Finally, since the cladding modes are captured and guided through the DCF, the entire device can be simplified. This can be achieved by coating any part of the DCF with gold after etching off the outer cladding completely instead of coating the TFBG itself. Only a part of the DCF region has to be etched so that the inner cladding is exposed to the SRI for sensing. This approach allows the construction of a sensor with reduced complexity since it provides a larger and more flexible sensing area along the etched and gold-coated DCF. In addition, it keeps the grating unmodified and safe.

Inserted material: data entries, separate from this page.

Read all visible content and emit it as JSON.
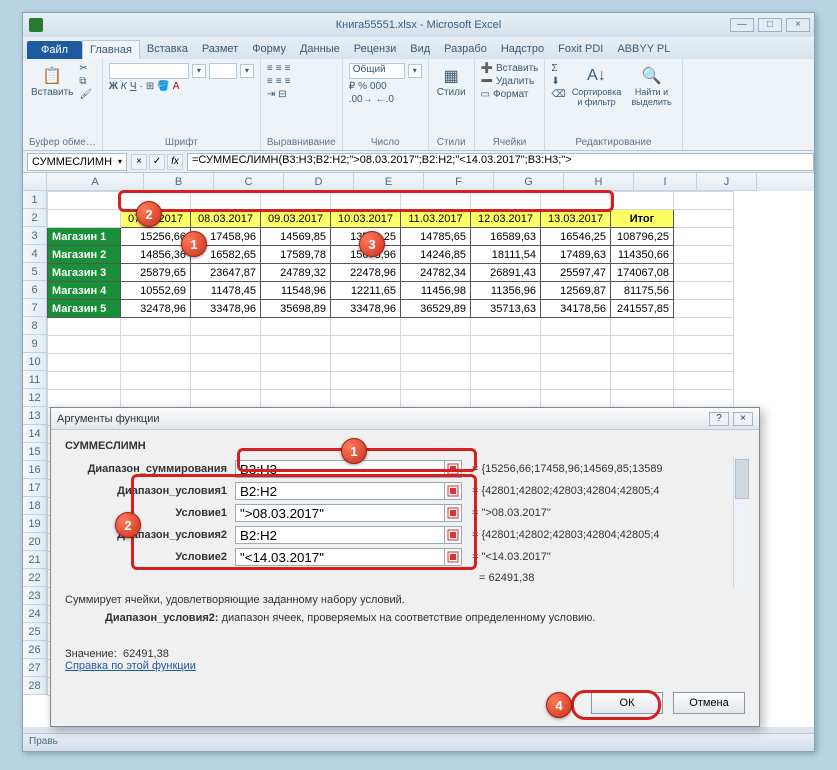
{
  "title": "Книга55551.xlsx - Microsoft Excel",
  "tabs": {
    "file": "Файл",
    "list": [
      "Главная",
      "Вставка",
      "Размет",
      "Форму",
      "Данные",
      "Рецензи",
      "Вид",
      "Разрабо",
      "Надстро",
      "Foxit PDI",
      "ABBYY PL"
    ],
    "active": 0
  },
  "ribbon": {
    "clipboard": {
      "label": "Буфер обме…",
      "paste": "Вставить"
    },
    "font": {
      "label": "Шрифт",
      "family": "",
      "size": ""
    },
    "align": {
      "label": "Выравнивание"
    },
    "number": {
      "label": "Число",
      "fmt": "Общий"
    },
    "styles": {
      "label": "Стили",
      "btn": "Стили"
    },
    "cells": {
      "label": "Ячейки",
      "insert": "Вставить",
      "delete": "Удалить",
      "format": "Формат"
    },
    "editing": {
      "label": "Редактирование",
      "sort": "Сортировка и фильтр",
      "find": "Найти и выделить"
    }
  },
  "fbar": {
    "name": "СУММЕСЛИМН",
    "formula": "=СУММЕСЛИМН(B3:H3;B2:H2;\">08.03.2017\";B2:H2;\"<14.03.2017\";B3:H3;\">"
  },
  "cols": [
    "A",
    "B",
    "C",
    "D",
    "E",
    "F",
    "G",
    "H",
    "I",
    "J"
  ],
  "rows": [
    "1",
    "2",
    "3",
    "4",
    "5",
    "6",
    "7",
    "8",
    "9",
    "10",
    "11",
    "12",
    "13",
    "14",
    "15",
    "16",
    "17",
    "18",
    "19",
    "20",
    "21",
    "22",
    "23",
    "24",
    "25",
    "26",
    "27",
    "28"
  ],
  "dates": [
    "07.03.2017",
    "08.03.2017",
    "09.03.2017",
    "10.03.2017",
    "11.03.2017",
    "12.03.2017",
    "13.03.2017"
  ],
  "itog": "Итог",
  "shops": [
    {
      "name": "Магазин 1",
      "vals": [
        "15256,66",
        "17458,96",
        "14569,85",
        "13589,25",
        "14785,65",
        "16589,63",
        "16546,25"
      ],
      "total": "108796,25"
    },
    {
      "name": "Магазин 2",
      "vals": [
        "14856,36",
        "16582,65",
        "17589,78",
        "15678,96",
        "14246,85",
        "18111,54",
        "17489,63"
      ],
      "total": "114350,66"
    },
    {
      "name": "Магазин 3",
      "vals": [
        "25879,65",
        "23647,87",
        "24789,32",
        "22478,96",
        "24782,34",
        "26891,43",
        "25597,47"
      ],
      "total": "174067,08"
    },
    {
      "name": "Магазин 4",
      "vals": [
        "10552,69",
        "11478,45",
        "11548,96",
        "12211,65",
        "11456,98",
        "11356,96",
        "12569,87"
      ],
      "total": "81175,56"
    },
    {
      "name": "Магазин 5",
      "vals": [
        "32478,96",
        "33478,96",
        "35698,89",
        "33478,96",
        "36529,89",
        "35713,63",
        "34178,56"
      ],
      "total": "241557,85"
    }
  ],
  "dialog": {
    "title": "Аргументы функции",
    "fn": "СУММЕСЛИМН",
    "args": [
      {
        "label": "Диапазон_суммирования",
        "val": "B3:H3",
        "res": "{15256,66;17458,96;14569,85;13589"
      },
      {
        "label": "Диапазон_условия1",
        "val": "B2:H2",
        "res": "{42801;42802;42803;42804;42805;4"
      },
      {
        "label": "Условие1",
        "val": "\">08.03.2017\"",
        "res": "\">08.03.2017\""
      },
      {
        "label": "Диапазон_условия2",
        "val": "B2:H2",
        "res": "{42801;42802;42803;42804;42805;4"
      },
      {
        "label": "Условие2",
        "val": "\"<14.03.2017\"",
        "res": "\"<14.03.2017\""
      }
    ],
    "calc": "= 62491,38",
    "desc": "Суммирует ячейки, удовлетворяющие заданному набору условий.",
    "argdesc_label": "Диапазон_условия2:",
    "argdesc_text": "диапазон ячеек, проверяемых на соответствие определенному условию.",
    "result_label": "Значение:",
    "result": "62491,38",
    "help": "Справка по этой функции",
    "ok": "ОК",
    "cancel": "Отмена"
  },
  "status": "Правь"
}
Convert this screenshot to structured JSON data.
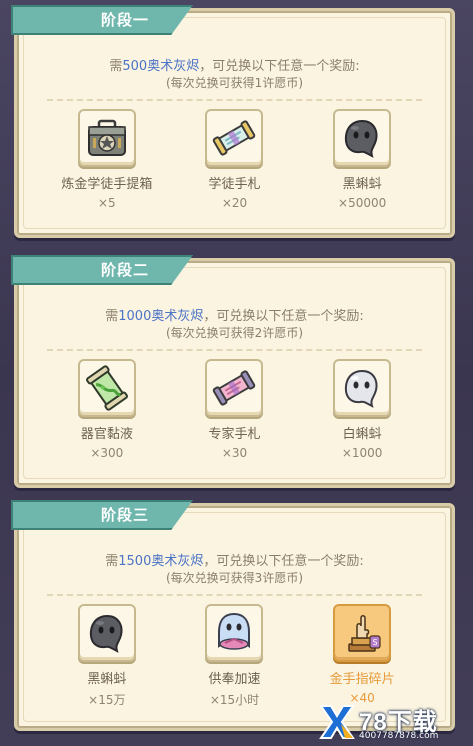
{
  "stages": [
    {
      "title": "阶段一",
      "req_prefix": "需",
      "req_amount": "500奥术灰烬",
      "req_suffix": "，可兑换以下任意一个奖励:",
      "note": "(每次兑换可获得1许愿币)",
      "rewards": [
        {
          "name": "炼金学徒手提箱",
          "qty": "×5",
          "icon": "toolbox-icon"
        },
        {
          "name": "学徒手札",
          "qty": "×20",
          "icon": "scroll-icon"
        },
        {
          "name": "黑蝌蚪",
          "qty": "×50000",
          "icon": "black-tadpole-icon"
        }
      ]
    },
    {
      "title": "阶段二",
      "req_prefix": "需",
      "req_amount": "1000奥术灰烬",
      "req_suffix": "，可兑换以下任意一个奖励:",
      "note": "(每次兑换可获得2许愿币)",
      "rewards": [
        {
          "name": "器官黏液",
          "qty": "×300",
          "icon": "organ-slime-vial-icon"
        },
        {
          "name": "专家手札",
          "qty": "×30",
          "icon": "expert-scroll-icon"
        },
        {
          "name": "白蝌蚪",
          "qty": "×1000",
          "icon": "white-tadpole-icon"
        }
      ]
    },
    {
      "title": "阶段三",
      "req_prefix": "需",
      "req_amount": "1500奥术灰烬",
      "req_suffix": "，可兑换以下任意一个奖励:",
      "note": "(每次兑换可获得3许愿币)",
      "rewards": [
        {
          "name": "黑蝌蚪",
          "qty": "×15万",
          "icon": "black-tadpole-icon"
        },
        {
          "name": "供奉加速",
          "qty": "×15小时",
          "icon": "ghost-speedup-icon"
        },
        {
          "name": "金手指碎片",
          "qty": "×40",
          "icon": "golden-finger-fragment-icon",
          "highlight": true
        }
      ]
    }
  ],
  "watermark": {
    "brand": "78下载",
    "url": "4007787878.com"
  },
  "colors": {
    "tab": "#6fb7ad",
    "highlight_text": "#4b73c6",
    "orange_text": "#e79a3a",
    "panel_bg": "#fbf4e1"
  }
}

This configuration can also be adapted for development of novel multichannel SPR fiber optic probes. Work is underway to make this improvement, and the results will be reported elsewhere.
In conclusion, a novel, gold-coated fiber SPR sensor using cladding modes generated by a TFBG and captured by a DCFC has been experimentally demonstrated. The existence of the SPR excited in gold-coated TFBG in both the reflected guided cladding modes and its transmitted core mode have been shown. The device’s response is strongly dependent on the polarization state guided core mode, turning the SPR entirely on or off. The sensor has a sensitivity of , and a wide SRI operating range from 1.335 to 1.432 RIU, larger than any reported in the literature to our knowledge. Using the SPR-TFBG in reflection with sufficient discrimination of all individually captured cladding modes allows for the extended SRI range. The added convenience of observing both the transmitted and reflected spectra simultaneously makes this sensor especially easy to use.
1. Y. Y. Shevchenko and J. Albert, Opt. Lett. 32, 211 (2007). [CrossRef]
2. B. Špačková, M. Piliarik, P. Kvasnička, C. Themistos, M. Rajarajan, and J. Homola, Sens. Actuators B 139, 199 (2009). [CrossRef]
3. C. Caucheteur, Y. Shevchenko, L.-Y. Shao, M. Wuilpart, and J. Albert, Opt. Express 19, 1656 (2011). [CrossRef]
4. C. Holmes, K. R. Daly, I. J. G. Sparrow, J. C. Gates, G. D’Alessandro, and P. G. R. Smith, IEEE Photon. J. 3, 777 (2011). [CrossRef]
5. C.-F. Chan, C. Chen, A. Jafari, A. Laronche, D. J. Thomson, and J. Albert, Appl. Opt. 46, 1142 (2007). [CrossRef]
6. S. Lemire-Renaud, M. Rivard, M. Strupler, D. Morneau, F. Verpillat, X. Daxhelet, N. Godbout, and C. Boudoux, Opt. Express 18, 9755 (2010). [CrossRef]
7. M. D. Baiad, M. Gagné, S. Lemire-Renaud, E. De Montigny, W.-J. Madore, N. Godbout, C. Boudoux, and R. Kashyap, Opt. Express 21, 6873 (2013). [CrossRef]
8. M. Gagné and R. Kashyap, Proc. SPIE 8243, 824314 (2012). [CrossRef]
9. R. Kashyap, Fiber Bragg Gratings (Academic, 2009).
10. R. C. Jorgenson and S. S. Yee, Sens. Actuators B 12, 213 (1993). [CrossRef]
11. S. Singh, K. Verma, and B. D. Gupta, Sens. Transducers J. 100, 116 (2009).
12. Y. Shevchenko, C. Chen, M. A. Dakka, and J. Albert, Opt. Lett. 35, 637 (2010). [CrossRef]
13. J. Albert, L.-Y. Shao, and C. Caucheteur, Laser Photon. Rev. 7, 83 (2013). [CrossRef]
14. C. Caucheteur, V. Voisin, P. Megret, and J. Albert, Proc. SPIE 8421, 84214U (2012). [CrossRef]
15. C. Caucheteur, V. Voisin, and J. Albert, Opt. Express 21, 3055 (2013). [CrossRef]